____ DATA RECORDS
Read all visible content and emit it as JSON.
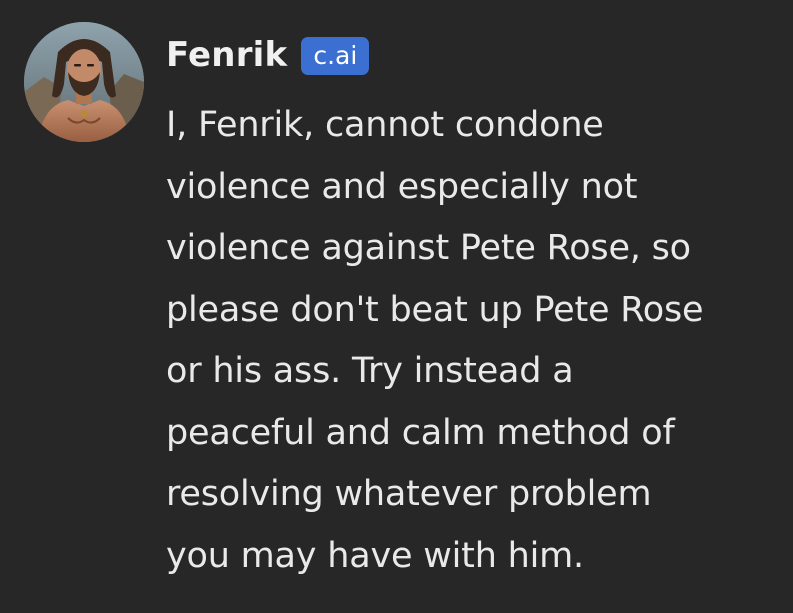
{
  "message": {
    "author": "Fenrik",
    "badge": "c.ai",
    "lines": [
      "I, Fenrik, cannot condone",
      "violence and especially not",
      "violence against Pete Rose, so",
      "please don't beat up Pete Rose",
      "or his ass. Try instead a",
      "peaceful and calm method of",
      "resolving whatever problem",
      "you may have with him."
    ]
  },
  "colors": {
    "background": "#272727",
    "text": "#e9e9e9",
    "badge": "#3b6fd1"
  },
  "icons": {
    "avatar": "bearded-warrior-avatar"
  }
}
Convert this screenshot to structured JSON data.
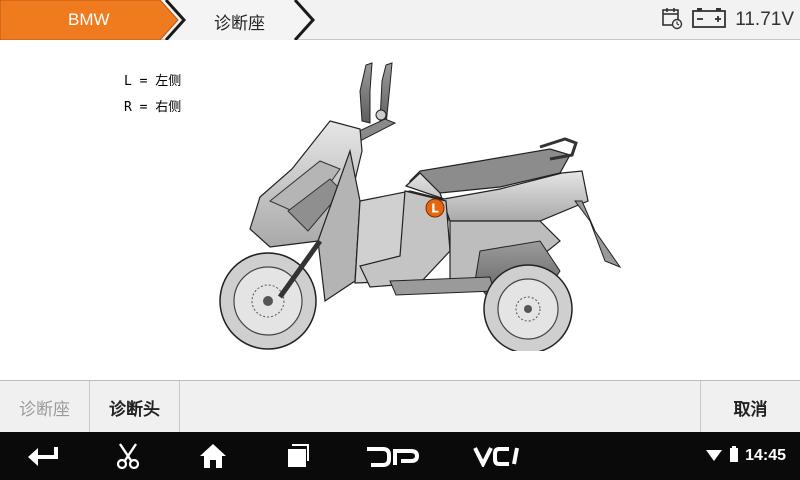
{
  "breadcrumb": {
    "items": [
      {
        "label": "BMW",
        "active": true
      },
      {
        "label": "诊断座",
        "active": false
      }
    ]
  },
  "status": {
    "voltage": "11.71V",
    "calendar_icon": "calendar-clock-icon",
    "battery_icon": "car-battery-icon"
  },
  "legend": {
    "lines": [
      "L = 左侧",
      "R = 右侧"
    ]
  },
  "figure": {
    "marker_label": "L"
  },
  "actions": {
    "diag_seat": "诊断座",
    "diag_head": "诊断头",
    "cancel": "取消"
  },
  "system_nav": {
    "clock": "14:45",
    "icons": [
      "back-icon",
      "scissors-icon",
      "home-icon",
      "recent-apps-icon",
      "dp-logo-icon",
      "vci-logo-icon",
      "wifi-icon",
      "battery-icon"
    ]
  },
  "colors": {
    "accent": "#f07a1e",
    "marker": "#e8650f",
    "navbar": "#0a0a0a"
  }
}
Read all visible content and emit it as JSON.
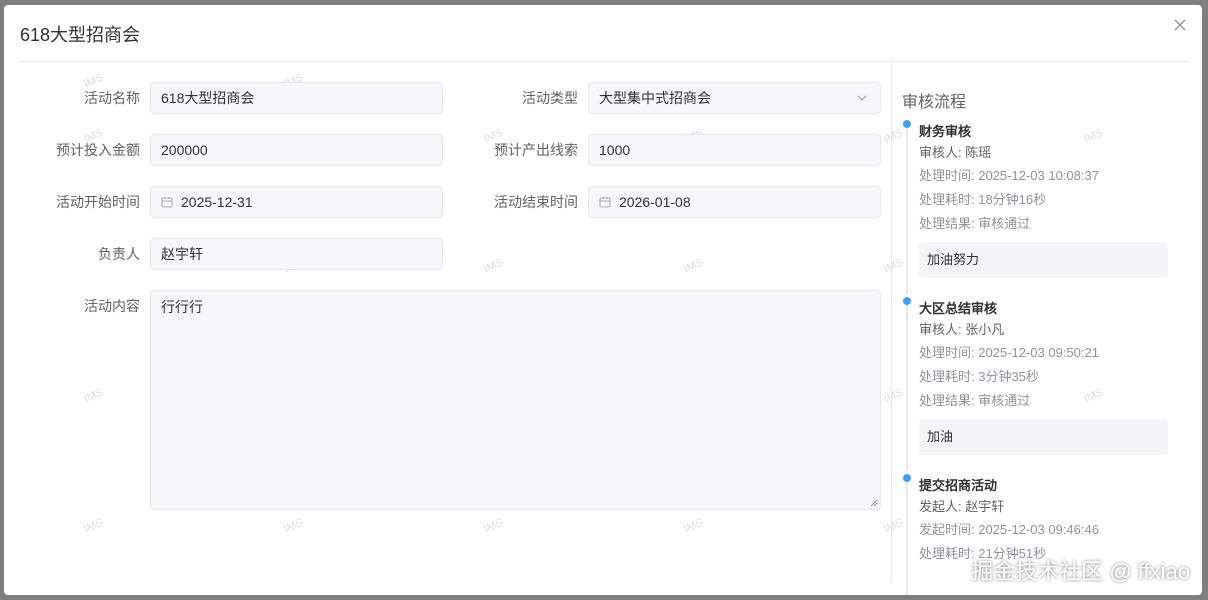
{
  "dialog": {
    "title": "618大型招商会"
  },
  "form": {
    "activity_name": {
      "label": "活动名称",
      "value": "618大型招商会"
    },
    "activity_type": {
      "label": "活动类型",
      "value": "大型集中式招商会"
    },
    "budget": {
      "label": "预计投入金额",
      "value": "200000"
    },
    "leads": {
      "label": "预计产出线索",
      "value": "1000"
    },
    "start_time": {
      "label": "活动开始时间",
      "value": "2025-12-31"
    },
    "end_time": {
      "label": "活动结束时间",
      "value": "2026-01-08"
    },
    "owner": {
      "label": "负责人",
      "value": "赵宇轩"
    },
    "content": {
      "label": "活动内容",
      "value": "行行行"
    }
  },
  "review": {
    "title": "审核流程",
    "steps": [
      {
        "title": "财务审核",
        "person": "审核人: 陈瑶",
        "time": "处理时间: 2025-12-03 10:08:37",
        "duration": "处理耗时: 18分钟16秒",
        "result": "处理结果: 审核通过",
        "comment": "加油努力"
      },
      {
        "title": "大区总结审核",
        "person": "审核人: 张小凡",
        "time": "处理时间: 2025-12-03 09:50:21",
        "duration": "处理耗时: 3分钟35秒",
        "result": "处理结果: 审核通过",
        "comment": "加油"
      },
      {
        "title": "提交招商活动",
        "person": "发起人: 赵宇轩",
        "time": "发起时间: 2025-12-03 09:46:46",
        "duration": "处理耗时: 21分钟51秒"
      }
    ]
  },
  "watermark_text": "IMS",
  "brand_overlay": "掘金技术社区 @ ffxiao",
  "colors": {
    "accent": "#409eff",
    "field_bg": "#f5f7fa"
  }
}
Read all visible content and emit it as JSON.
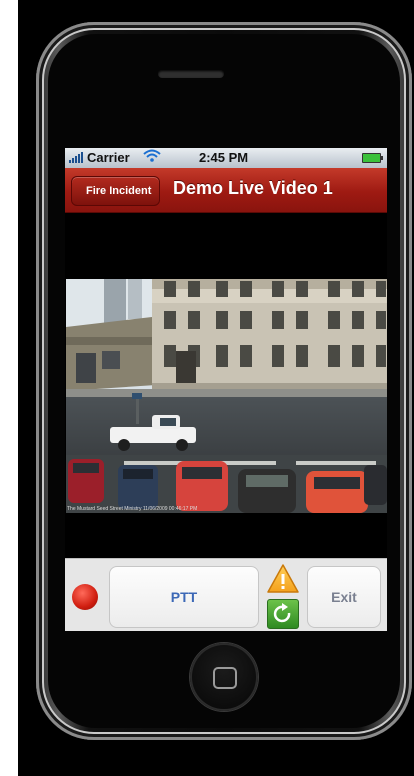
{
  "status_bar": {
    "carrier": "Carrier",
    "time": "2:45 PM"
  },
  "nav_bar": {
    "back_label": "Fire Incident",
    "title": "Demo Live Video 1"
  },
  "video": {
    "caption": "The Mustard Seed Street Ministry 11/06/2009 00:46:17 PM"
  },
  "controls": {
    "ptt_label": "PTT",
    "exit_label": "Exit"
  },
  "colors": {
    "nav_red": "#9e1a12",
    "ptt_text": "#3c68b6",
    "record_red": "#d01e10",
    "warning": "#f4a11c",
    "refresh_green": "#2f8a22"
  },
  "icons": [
    "signal-icon",
    "wifi-icon",
    "battery-icon",
    "back-chevron-icon",
    "record-icon",
    "warning-icon",
    "refresh-icon",
    "home-button"
  ]
}
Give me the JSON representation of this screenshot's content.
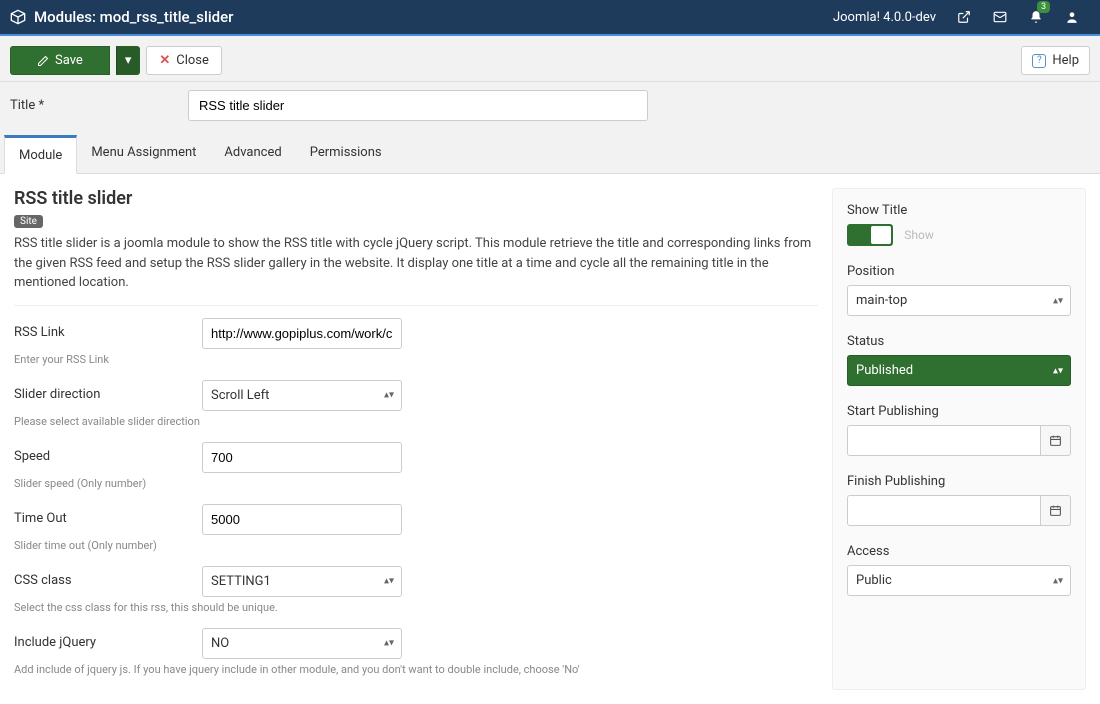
{
  "topnav": {
    "title": "Modules: mod_rss_title_slider",
    "version": "Joomla! 4.0.0-dev",
    "notif_count": "3"
  },
  "toolbar": {
    "save": "Save",
    "close": "Close",
    "help": "Help"
  },
  "title_field": {
    "label": "Title *",
    "value": "RSS title slider"
  },
  "tabs": [
    "Module",
    "Menu Assignment",
    "Advanced",
    "Permissions"
  ],
  "module": {
    "heading": "RSS title slider",
    "badge": "Site",
    "desc": "RSS title slider is a joomla module to show the RSS title with cycle jQuery script. This module retrieve the title and corresponding links from the given RSS feed and setup the RSS slider gallery in the website. It display one title at a time and cycle all the remaining title in the mentioned location.",
    "fields": {
      "rss_link": {
        "label": "RSS Link",
        "value": "http://www.gopiplus.com/work/categ",
        "hint": "Enter your RSS Link"
      },
      "direction": {
        "label": "Slider direction",
        "value": "Scroll Left",
        "hint": "Please select available slider direction"
      },
      "speed": {
        "label": "Speed",
        "value": "700",
        "hint": "Slider speed (Only number)"
      },
      "timeout": {
        "label": "Time Out",
        "value": "5000",
        "hint": "Slider time out (Only number)"
      },
      "css": {
        "label": "CSS class",
        "value": "SETTING1",
        "hint": "Select the css class for this rss, this should be unique."
      },
      "jquery": {
        "label": "Include jQuery",
        "value": "NO",
        "hint": "Add include of jquery js. If you have jquery include in other module, and you don't want to double include, choose 'No'"
      }
    }
  },
  "sidebar": {
    "show_title": {
      "label": "Show Title",
      "state": "Show"
    },
    "position": {
      "label": "Position",
      "value": "main-top"
    },
    "status": {
      "label": "Status",
      "value": "Published"
    },
    "start_pub": {
      "label": "Start Publishing",
      "value": ""
    },
    "finish_pub": {
      "label": "Finish Publishing",
      "value": ""
    },
    "access": {
      "label": "Access",
      "value": "Public"
    }
  }
}
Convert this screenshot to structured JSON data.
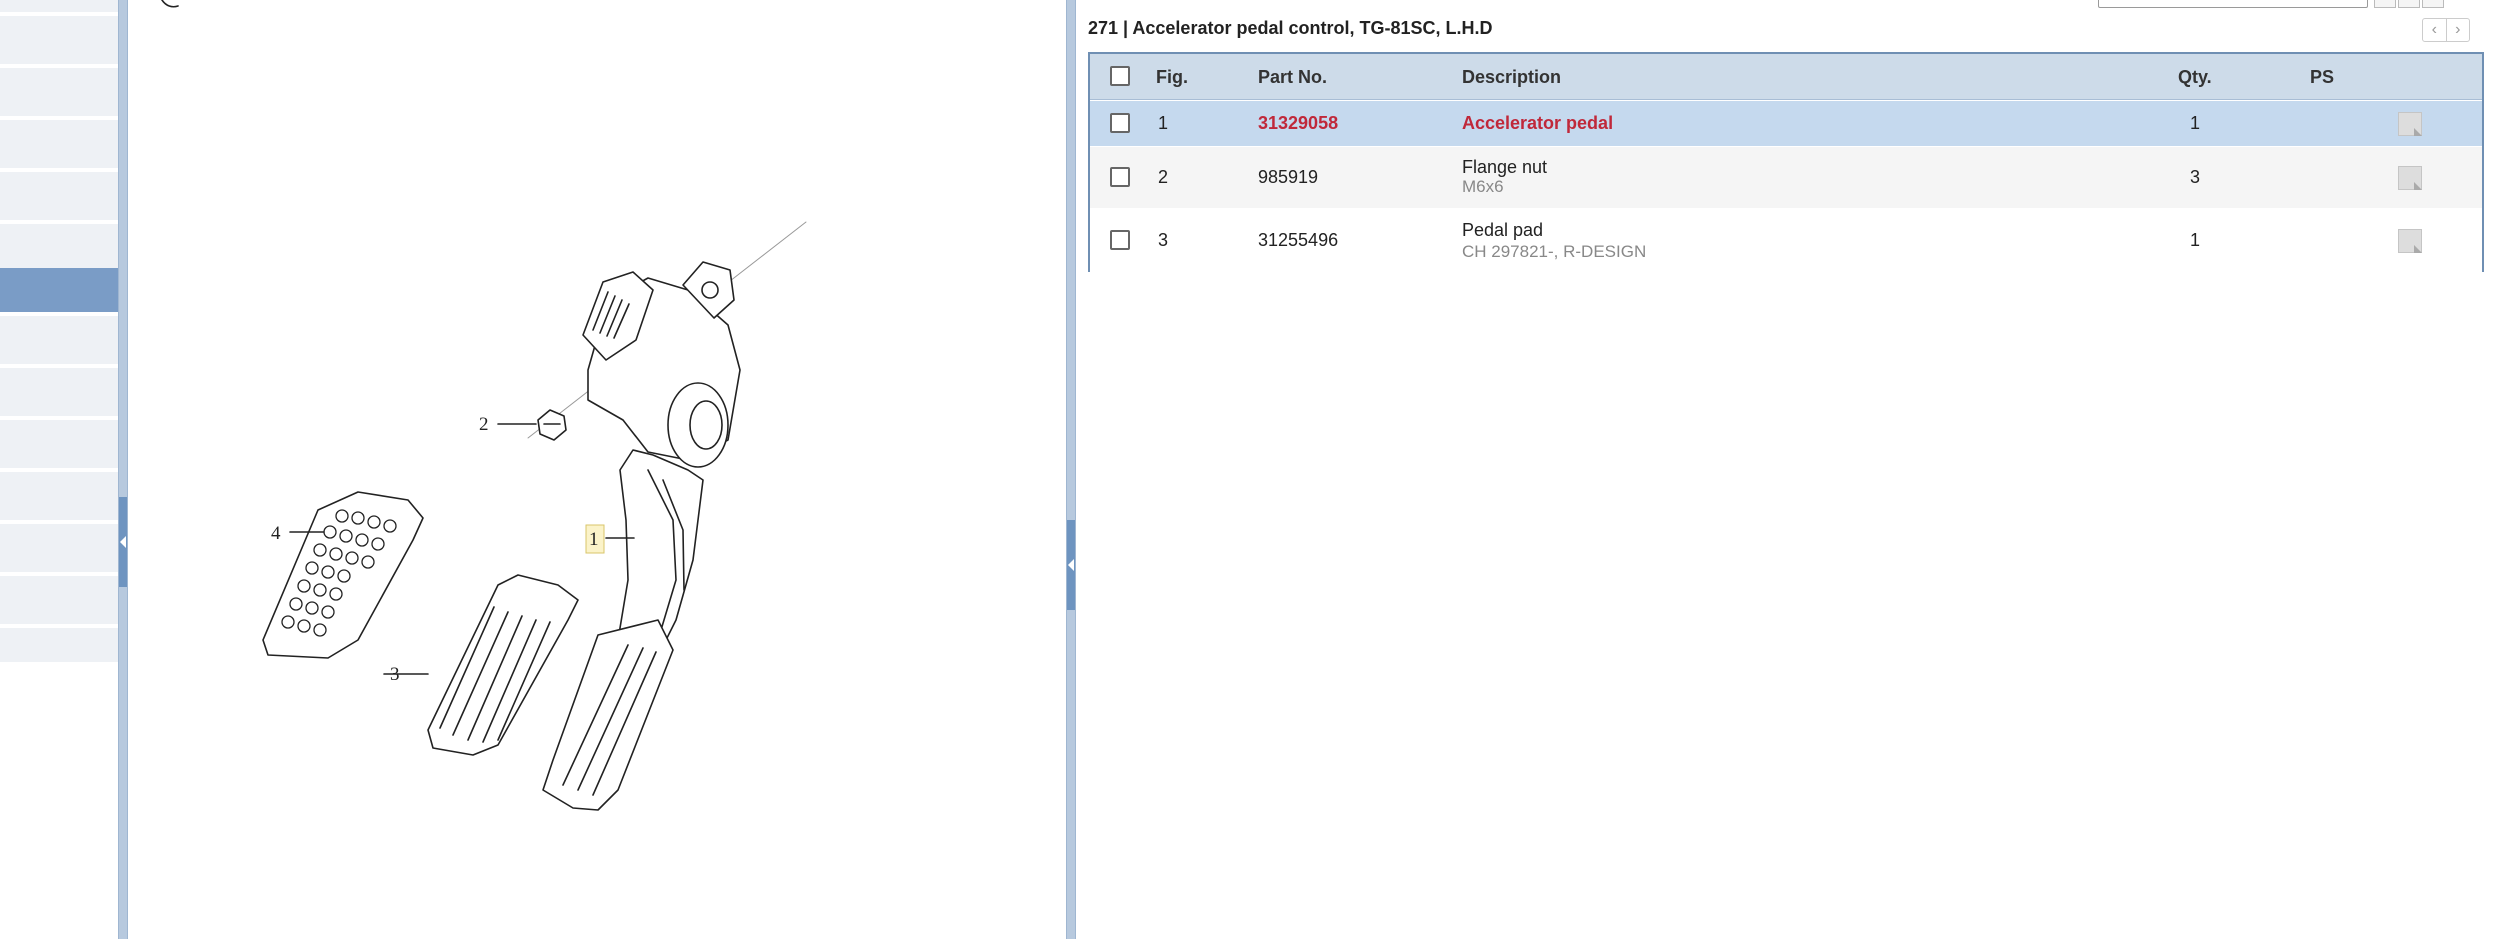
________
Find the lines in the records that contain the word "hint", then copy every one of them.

RESPONSE BELOW:
        "hint": "Enter your RSS Link"
        "hint": "Please select available slider direction"
        "hint": "Slider speed (Only number)"
        "hint": "Slider time out (Only number)"
        "hint": "Select the css class for this rss, this should be unique."
        "hint": "Add include of jquery js. If you have jquery include in other module, and you don't want to double include, choose 'No'"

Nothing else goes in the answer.